- For example, the determination of the pace of work by Henry Ford’s introduction of conveyor belt in the productive process. For futher details, see Braverman (1998).
- This fetishization represents the working class belief in the state’s neutrality regarding the relationship between labour and capital. For further details, see Bihr (1998).
- The translation is by the author.
- Available at: https://www.marxists.org/archive/marx/works/download/pdf/Manifesto.pdf.
- The translation is by the author.
- We highlight the 24-hour general strike on July 21st, 1983, organized by the “Pró-CUT” National Commission that paralyzed about three million workers all over Brazil, from important categories such as: metallurgist, bank clerks, underground railway employee, commercial clerks and public servants. There were manifestations in the main cities and metropolitan areas, with protest walks, pickets and looting. The military government harshly suppressed the movement, by intervening in unions, hunting the leaders and arresting workers. See Antunes (2011).
- In late 2015, several right-wing demonstrations took place in the streets of Brazil demanding an end to Dilma’s government (PT) and the return of the military regime.
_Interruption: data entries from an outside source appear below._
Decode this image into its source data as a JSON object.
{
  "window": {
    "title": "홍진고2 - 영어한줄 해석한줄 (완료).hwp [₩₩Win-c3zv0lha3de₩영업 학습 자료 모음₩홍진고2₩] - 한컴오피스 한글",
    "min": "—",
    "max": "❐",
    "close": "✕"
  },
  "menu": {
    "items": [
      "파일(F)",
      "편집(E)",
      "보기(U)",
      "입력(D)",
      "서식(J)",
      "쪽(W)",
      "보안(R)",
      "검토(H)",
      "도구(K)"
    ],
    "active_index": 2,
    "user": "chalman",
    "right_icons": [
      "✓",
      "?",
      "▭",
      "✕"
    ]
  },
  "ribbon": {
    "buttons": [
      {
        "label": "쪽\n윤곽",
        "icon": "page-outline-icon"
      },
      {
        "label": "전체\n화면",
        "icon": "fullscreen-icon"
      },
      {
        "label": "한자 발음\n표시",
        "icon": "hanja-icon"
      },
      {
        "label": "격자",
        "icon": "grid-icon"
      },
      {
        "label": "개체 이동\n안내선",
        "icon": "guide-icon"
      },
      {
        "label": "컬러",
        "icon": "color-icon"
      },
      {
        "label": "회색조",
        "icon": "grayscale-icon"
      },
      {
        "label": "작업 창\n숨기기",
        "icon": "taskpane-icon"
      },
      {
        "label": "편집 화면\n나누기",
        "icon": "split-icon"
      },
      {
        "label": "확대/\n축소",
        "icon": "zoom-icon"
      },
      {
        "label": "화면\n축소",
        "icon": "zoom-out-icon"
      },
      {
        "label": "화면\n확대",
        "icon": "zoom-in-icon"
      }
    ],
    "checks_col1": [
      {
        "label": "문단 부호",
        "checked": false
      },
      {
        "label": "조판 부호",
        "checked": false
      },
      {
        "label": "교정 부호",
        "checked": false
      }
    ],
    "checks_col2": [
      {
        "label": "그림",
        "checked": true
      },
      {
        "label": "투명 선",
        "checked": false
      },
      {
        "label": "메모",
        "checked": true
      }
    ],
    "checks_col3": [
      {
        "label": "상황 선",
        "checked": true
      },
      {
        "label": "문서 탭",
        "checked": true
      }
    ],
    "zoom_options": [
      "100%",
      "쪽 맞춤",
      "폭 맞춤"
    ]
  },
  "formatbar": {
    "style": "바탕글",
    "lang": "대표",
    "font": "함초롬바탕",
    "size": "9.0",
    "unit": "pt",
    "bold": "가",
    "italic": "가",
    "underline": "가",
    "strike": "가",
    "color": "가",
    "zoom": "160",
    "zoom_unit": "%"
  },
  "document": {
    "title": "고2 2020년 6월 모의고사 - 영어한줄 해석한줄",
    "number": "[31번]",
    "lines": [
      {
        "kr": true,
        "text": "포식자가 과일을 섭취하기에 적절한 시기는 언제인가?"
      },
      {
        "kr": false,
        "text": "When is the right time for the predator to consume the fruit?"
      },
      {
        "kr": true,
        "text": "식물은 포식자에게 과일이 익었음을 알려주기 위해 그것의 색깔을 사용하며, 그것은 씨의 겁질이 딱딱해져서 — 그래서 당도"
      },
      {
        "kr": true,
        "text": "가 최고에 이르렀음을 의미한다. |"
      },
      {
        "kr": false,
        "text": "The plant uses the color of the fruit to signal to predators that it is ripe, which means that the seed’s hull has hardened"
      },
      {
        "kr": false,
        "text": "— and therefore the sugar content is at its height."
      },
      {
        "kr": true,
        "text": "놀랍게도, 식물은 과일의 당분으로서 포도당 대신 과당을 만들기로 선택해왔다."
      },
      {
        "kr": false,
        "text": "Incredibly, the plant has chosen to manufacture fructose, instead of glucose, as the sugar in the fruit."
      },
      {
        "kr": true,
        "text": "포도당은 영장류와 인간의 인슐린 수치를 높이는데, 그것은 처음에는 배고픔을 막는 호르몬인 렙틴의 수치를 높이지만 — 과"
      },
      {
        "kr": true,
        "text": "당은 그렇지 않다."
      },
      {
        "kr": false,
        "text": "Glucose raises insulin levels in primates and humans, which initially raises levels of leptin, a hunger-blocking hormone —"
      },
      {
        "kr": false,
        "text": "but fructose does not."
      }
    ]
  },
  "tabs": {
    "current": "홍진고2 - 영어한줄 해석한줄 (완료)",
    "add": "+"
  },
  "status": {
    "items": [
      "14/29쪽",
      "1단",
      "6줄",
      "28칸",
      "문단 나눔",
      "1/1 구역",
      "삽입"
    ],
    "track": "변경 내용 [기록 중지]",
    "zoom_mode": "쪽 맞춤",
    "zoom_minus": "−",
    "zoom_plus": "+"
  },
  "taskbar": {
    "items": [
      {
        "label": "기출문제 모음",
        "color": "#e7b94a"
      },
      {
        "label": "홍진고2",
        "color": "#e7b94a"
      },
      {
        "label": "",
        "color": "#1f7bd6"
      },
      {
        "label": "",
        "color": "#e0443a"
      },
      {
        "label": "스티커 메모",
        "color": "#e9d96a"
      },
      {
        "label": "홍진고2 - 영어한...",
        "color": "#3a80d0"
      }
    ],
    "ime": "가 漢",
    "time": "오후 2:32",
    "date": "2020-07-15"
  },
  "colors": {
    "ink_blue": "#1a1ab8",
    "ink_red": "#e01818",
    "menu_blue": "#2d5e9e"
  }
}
- The income from property includes profits, interest, land rent and general rents.
- In 2003 the Brazilian minimum wage was about US $7.00.